By Melinda Munson
Skagwegians have endured the sound of explosions coming from Skagway Airport for almost a month as the Alaska Department of Transportation & Public Facilities (DOT) hazes birds for airplane safety.
On May 9, the loud noises startled a dog, causing him to jump out his car window and run down Broadway, where he was hit by a vehicle. He died quickly in his owner’s arms.
Deb Potter and Jen Thuss announced the loss of their large, gentle canine, Bernie.
“We’re pretty devastated. His absence will leave a huge void in our family,” they said.
The use of hazing explosions at the airport, not gun fire as some have conjectured, is common practice each spring.
“I don’t even notice it most years,” said Mayor Andrew Cremata who lives in close proximity to the airport. According to the mayor, it’s different this year.
“I’m walking down Broadway – it sounds like Beirut,” he said. Cremata noted that he saw a tourist “recoil in horror.”
Teachers reported that the explosions were a distraction during MAPS testing, parents of children with special needs are frazzled and Facebook is full of an abnormal number of missing pet posts.
Cynthia Tronrud has been fishing spent Range Extender Rockets by Margo Supplies out of the river, hoping they don’t make it downstream.
Cremata said that one day he estimated 50 explosions.
“I reached out to the Department of Transportation in Juneau concerning the large number of explosions on the airport runway over the past couple of weeks,” Cremata said. “They were highly responsive and explained that these efforts are a deterrent to prevent birds from nesting next to the runway. I suggested we seek alternatives and will hopefully have something in place over the next couple of days … I’ve also asked for better messaging so that pet owners and persons with PTSD can better prepare when possible.”
One alternative might be reinstating a volunteer dog walking program.
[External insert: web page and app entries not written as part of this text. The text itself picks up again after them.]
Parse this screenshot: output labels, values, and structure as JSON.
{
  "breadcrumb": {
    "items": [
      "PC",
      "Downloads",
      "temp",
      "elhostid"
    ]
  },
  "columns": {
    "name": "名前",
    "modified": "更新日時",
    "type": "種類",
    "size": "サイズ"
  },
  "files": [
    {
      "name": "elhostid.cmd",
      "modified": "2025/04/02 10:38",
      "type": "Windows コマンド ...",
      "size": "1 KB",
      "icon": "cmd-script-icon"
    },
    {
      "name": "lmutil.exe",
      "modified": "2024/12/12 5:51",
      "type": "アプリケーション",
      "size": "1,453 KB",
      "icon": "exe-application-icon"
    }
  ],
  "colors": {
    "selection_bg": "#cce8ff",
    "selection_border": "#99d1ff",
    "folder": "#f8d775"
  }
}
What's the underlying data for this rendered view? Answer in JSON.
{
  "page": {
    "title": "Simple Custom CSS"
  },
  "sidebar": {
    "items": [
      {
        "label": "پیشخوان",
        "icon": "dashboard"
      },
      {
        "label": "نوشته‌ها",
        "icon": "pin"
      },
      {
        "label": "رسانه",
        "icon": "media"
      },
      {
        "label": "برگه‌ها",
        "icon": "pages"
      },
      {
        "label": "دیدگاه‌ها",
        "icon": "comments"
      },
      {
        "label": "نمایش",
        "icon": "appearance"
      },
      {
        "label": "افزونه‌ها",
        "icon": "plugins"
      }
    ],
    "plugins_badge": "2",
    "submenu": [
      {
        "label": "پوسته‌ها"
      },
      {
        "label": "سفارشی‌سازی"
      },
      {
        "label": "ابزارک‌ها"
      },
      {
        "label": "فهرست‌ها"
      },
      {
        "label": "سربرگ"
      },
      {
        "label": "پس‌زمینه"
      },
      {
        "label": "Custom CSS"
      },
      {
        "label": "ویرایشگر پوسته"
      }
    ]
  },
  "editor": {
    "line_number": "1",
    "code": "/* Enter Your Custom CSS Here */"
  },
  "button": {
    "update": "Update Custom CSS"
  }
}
According to Cremata, Paws & Claws will begin working directly with DOT, in the hope that the program can cut down on the number of explosions.
“If the first 25 don’t work, the next 25 aren’t going to,” Cremata surmised.
Alaska Seaplanes, which operates out of the state owned airport, has no control over the hazing.
Due to deadline restraints, The Skagway News was unable to reach DOT before publication.
Potter and Thuss continue to hear the explosions as they mourn their dog.
“I personally will never light another firework in my life,” Potter said.